- [EXCERPTED RECORDS]:
********
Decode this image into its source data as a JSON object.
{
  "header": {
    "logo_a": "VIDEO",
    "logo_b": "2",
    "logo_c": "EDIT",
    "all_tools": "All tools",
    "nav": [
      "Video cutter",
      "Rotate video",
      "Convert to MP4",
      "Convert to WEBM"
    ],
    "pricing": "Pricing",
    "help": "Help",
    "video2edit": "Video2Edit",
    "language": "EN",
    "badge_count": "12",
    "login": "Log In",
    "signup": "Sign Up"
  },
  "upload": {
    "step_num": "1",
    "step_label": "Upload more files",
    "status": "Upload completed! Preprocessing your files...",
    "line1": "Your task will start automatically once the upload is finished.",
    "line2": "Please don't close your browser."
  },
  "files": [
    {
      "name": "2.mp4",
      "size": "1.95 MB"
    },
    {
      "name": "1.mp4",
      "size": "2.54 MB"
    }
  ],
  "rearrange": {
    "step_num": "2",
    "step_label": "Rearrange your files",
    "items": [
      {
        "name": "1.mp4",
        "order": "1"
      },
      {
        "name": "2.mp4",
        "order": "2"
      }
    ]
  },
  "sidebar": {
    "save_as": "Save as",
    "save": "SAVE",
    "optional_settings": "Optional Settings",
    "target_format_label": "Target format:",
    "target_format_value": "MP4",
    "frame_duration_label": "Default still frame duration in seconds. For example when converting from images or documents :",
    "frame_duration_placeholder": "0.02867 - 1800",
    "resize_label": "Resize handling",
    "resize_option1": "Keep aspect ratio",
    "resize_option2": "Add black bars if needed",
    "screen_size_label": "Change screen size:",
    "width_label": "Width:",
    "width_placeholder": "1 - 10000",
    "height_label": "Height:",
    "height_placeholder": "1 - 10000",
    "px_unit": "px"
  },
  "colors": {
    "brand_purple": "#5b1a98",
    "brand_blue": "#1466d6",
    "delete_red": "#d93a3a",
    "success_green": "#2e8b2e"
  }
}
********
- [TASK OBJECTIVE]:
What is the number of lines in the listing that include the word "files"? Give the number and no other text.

- [SOLUTION TO THE EXERCISE]:
4